_Task:_ The word "tasks" may appear in some lines of the data; copy every such line.

_Source information:_

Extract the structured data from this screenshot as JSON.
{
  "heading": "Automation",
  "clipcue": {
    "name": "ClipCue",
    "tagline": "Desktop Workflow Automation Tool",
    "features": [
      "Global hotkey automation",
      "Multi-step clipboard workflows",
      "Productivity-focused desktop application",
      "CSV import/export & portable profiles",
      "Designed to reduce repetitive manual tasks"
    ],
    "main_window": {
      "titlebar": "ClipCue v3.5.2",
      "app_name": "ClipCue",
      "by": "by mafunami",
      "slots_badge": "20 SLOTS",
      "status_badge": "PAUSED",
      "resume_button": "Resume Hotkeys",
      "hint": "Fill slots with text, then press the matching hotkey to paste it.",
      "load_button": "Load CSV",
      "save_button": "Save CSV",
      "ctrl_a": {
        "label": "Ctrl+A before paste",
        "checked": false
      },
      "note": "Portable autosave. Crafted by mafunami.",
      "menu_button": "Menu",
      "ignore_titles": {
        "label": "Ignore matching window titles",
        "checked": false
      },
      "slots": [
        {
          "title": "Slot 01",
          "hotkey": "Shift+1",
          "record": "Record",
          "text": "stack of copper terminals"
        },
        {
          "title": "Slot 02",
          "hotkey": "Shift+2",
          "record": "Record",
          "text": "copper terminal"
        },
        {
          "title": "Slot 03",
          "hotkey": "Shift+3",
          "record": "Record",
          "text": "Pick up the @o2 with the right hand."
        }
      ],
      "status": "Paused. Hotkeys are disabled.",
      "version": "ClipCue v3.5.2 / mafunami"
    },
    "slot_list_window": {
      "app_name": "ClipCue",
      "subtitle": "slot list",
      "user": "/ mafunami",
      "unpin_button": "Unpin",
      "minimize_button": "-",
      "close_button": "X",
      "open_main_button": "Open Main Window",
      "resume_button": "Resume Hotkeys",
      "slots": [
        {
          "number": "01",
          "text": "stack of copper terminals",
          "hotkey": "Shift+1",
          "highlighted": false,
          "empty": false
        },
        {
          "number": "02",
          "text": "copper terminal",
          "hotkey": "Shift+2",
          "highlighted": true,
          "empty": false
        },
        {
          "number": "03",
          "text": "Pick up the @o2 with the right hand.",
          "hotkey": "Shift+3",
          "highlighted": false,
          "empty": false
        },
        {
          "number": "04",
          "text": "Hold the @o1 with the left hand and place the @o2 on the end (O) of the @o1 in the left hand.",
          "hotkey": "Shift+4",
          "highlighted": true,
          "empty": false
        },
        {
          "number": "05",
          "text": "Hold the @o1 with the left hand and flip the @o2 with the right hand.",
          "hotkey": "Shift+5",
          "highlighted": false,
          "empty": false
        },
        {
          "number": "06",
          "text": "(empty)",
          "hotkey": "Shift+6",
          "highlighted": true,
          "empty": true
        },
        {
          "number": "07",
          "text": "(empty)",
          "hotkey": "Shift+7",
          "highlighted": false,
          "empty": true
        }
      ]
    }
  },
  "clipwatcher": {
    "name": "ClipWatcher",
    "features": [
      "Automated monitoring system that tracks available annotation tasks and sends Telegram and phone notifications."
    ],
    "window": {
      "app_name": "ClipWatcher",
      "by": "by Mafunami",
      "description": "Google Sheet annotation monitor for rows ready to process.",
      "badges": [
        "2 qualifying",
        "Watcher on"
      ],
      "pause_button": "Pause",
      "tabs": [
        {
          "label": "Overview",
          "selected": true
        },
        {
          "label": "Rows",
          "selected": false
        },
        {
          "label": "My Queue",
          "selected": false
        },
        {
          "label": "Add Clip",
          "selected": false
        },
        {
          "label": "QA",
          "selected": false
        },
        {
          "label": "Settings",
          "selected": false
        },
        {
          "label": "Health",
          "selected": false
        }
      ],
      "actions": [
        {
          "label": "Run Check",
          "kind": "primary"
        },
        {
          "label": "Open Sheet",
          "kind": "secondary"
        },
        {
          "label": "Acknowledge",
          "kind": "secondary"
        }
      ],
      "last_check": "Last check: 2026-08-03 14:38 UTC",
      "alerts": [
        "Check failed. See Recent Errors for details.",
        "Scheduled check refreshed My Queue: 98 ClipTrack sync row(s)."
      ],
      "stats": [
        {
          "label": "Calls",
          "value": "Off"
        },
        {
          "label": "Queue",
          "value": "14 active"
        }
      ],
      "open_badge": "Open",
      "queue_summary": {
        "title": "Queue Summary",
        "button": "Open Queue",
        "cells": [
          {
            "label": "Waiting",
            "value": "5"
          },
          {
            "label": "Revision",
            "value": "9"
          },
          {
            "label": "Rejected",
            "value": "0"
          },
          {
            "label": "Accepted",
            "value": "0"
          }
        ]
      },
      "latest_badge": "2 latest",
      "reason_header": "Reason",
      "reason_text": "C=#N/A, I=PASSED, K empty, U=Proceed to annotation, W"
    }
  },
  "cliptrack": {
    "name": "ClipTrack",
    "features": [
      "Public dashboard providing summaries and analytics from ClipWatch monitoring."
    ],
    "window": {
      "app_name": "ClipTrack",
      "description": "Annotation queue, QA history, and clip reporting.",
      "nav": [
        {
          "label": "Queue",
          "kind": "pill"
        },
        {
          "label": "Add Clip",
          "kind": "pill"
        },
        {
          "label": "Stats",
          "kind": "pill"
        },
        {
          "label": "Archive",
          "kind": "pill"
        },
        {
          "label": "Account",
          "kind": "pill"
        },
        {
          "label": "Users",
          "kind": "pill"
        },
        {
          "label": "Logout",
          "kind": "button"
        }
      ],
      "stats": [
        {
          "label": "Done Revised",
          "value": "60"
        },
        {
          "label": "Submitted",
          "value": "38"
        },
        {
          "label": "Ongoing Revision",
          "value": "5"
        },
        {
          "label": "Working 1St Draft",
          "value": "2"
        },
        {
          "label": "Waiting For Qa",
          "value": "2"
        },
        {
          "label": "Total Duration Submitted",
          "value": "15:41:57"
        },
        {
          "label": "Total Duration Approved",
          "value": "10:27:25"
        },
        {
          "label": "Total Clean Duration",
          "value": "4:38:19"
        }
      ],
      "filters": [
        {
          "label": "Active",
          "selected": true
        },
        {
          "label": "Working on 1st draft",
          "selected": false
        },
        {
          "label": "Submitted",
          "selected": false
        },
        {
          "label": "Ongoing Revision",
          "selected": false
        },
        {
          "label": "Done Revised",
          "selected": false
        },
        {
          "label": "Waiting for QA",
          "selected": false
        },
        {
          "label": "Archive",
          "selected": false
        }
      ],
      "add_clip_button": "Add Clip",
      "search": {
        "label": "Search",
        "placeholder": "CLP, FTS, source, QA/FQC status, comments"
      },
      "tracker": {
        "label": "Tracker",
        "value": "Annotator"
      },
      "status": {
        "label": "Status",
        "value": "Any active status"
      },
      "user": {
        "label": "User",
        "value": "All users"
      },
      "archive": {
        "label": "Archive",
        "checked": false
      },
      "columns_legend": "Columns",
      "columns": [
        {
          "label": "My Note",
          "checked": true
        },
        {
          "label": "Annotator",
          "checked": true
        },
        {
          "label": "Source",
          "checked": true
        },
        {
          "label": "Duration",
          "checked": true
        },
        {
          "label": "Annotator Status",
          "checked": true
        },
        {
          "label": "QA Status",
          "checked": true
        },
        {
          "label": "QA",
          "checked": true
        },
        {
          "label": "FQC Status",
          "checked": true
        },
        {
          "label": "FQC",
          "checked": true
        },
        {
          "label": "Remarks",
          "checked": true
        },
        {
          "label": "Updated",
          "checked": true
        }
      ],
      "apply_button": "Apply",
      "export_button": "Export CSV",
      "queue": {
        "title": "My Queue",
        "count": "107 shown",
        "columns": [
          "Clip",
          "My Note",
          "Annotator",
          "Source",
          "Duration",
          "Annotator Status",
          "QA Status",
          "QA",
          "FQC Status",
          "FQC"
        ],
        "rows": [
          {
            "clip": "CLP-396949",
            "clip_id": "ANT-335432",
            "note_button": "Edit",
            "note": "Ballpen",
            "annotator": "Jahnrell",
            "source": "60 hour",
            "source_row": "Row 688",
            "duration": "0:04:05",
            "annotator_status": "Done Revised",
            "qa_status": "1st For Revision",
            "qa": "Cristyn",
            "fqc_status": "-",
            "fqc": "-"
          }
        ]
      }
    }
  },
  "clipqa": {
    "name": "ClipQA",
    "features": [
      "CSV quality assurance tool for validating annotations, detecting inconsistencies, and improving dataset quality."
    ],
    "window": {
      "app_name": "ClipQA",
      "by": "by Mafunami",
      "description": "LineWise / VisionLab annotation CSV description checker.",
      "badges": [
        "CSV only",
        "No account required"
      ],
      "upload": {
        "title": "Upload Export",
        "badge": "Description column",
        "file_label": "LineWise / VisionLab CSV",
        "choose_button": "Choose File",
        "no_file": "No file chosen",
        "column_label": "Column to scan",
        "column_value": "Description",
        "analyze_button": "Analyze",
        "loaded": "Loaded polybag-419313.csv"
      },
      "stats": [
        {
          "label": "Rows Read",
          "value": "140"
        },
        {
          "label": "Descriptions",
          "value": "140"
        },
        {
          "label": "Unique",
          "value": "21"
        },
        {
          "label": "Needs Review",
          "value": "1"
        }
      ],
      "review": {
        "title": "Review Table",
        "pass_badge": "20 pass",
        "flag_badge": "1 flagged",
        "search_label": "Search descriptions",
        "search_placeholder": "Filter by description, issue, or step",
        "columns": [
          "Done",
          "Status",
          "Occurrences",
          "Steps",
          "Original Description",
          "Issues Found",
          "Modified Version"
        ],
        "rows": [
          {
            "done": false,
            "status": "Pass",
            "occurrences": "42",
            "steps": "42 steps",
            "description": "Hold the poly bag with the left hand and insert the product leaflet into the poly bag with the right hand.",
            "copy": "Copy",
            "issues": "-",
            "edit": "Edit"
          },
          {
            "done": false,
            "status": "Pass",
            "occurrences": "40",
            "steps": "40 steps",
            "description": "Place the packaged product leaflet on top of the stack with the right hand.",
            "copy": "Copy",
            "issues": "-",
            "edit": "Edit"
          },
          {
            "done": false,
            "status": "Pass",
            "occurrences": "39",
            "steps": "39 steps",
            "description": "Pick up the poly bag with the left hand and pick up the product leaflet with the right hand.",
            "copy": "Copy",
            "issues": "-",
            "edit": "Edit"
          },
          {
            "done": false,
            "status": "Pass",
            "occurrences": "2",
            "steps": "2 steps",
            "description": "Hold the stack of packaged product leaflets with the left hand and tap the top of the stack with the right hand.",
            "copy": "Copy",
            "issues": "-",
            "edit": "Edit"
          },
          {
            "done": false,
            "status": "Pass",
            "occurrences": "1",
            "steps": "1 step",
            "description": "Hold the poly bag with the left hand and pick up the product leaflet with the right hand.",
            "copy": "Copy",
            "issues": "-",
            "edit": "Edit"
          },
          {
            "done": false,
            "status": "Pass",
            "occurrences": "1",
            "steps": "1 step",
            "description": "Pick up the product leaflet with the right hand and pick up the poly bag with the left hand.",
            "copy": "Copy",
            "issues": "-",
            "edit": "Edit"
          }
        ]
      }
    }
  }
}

_Solution to this exercise:_
      "Designed to reduce repetitive manual tasks"
      "Automated monitoring system that tracks available annotation tasks and sends Telegram and phone notifications."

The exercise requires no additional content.